All lines in the records below with the word "zoom" must be returned.
---------- AVAILABLE DATA ----------
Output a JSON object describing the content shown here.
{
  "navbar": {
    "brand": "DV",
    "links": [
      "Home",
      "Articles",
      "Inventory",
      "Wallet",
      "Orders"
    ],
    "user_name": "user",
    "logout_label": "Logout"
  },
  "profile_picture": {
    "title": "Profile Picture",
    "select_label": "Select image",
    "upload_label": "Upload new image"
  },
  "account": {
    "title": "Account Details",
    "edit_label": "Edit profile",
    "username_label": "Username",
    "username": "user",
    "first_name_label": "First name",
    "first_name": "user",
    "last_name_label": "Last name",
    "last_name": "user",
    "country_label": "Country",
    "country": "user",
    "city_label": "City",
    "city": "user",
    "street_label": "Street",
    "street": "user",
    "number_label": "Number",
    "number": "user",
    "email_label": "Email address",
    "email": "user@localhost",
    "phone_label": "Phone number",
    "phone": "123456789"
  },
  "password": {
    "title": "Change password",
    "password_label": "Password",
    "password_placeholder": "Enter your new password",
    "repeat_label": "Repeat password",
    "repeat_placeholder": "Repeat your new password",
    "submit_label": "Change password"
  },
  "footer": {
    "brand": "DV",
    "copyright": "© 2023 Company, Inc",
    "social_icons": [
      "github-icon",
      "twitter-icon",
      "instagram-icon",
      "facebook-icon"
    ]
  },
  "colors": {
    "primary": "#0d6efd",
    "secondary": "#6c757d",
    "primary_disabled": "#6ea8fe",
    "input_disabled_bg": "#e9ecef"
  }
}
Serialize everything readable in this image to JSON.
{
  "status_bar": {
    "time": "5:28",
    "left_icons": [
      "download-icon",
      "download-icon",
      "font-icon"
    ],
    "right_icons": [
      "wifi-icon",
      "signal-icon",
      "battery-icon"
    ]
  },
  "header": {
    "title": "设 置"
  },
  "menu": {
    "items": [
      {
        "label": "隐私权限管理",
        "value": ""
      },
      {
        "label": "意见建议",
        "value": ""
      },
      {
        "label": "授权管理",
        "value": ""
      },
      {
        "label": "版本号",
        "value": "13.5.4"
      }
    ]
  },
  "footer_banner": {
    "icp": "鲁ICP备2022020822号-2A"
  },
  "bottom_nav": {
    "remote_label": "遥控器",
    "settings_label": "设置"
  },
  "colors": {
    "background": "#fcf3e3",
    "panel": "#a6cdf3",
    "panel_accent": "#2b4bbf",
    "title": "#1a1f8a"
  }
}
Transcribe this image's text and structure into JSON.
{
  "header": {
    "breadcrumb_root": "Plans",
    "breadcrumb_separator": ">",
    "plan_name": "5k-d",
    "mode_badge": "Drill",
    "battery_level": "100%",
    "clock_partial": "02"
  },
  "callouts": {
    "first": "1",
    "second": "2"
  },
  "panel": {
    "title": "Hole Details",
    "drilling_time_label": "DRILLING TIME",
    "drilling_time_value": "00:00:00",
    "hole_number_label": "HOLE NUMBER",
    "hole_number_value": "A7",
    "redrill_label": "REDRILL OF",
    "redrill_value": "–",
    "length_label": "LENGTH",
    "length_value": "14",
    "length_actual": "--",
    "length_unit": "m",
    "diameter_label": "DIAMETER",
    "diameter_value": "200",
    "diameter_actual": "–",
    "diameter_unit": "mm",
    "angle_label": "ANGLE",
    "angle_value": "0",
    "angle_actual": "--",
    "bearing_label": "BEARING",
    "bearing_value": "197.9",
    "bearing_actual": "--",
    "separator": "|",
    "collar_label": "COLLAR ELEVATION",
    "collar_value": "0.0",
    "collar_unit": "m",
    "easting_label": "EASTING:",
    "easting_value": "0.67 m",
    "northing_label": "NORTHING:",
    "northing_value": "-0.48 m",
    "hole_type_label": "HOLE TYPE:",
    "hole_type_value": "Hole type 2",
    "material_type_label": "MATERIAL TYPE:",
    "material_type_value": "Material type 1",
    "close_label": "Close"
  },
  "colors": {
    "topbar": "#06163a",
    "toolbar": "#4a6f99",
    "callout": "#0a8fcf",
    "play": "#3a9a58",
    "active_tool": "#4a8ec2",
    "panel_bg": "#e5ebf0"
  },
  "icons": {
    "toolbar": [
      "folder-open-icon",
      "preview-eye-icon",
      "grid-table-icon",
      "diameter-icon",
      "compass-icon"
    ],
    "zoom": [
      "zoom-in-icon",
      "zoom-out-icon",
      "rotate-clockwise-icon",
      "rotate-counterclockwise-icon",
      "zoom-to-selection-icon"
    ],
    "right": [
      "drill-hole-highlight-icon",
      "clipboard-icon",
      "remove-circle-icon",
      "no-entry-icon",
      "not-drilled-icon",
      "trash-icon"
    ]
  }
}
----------
■ RESPONSE AREA ■
    "zoom": [
      "zoom-in-icon",
      "zoom-out-icon",
      "zoom-to-selection-icon"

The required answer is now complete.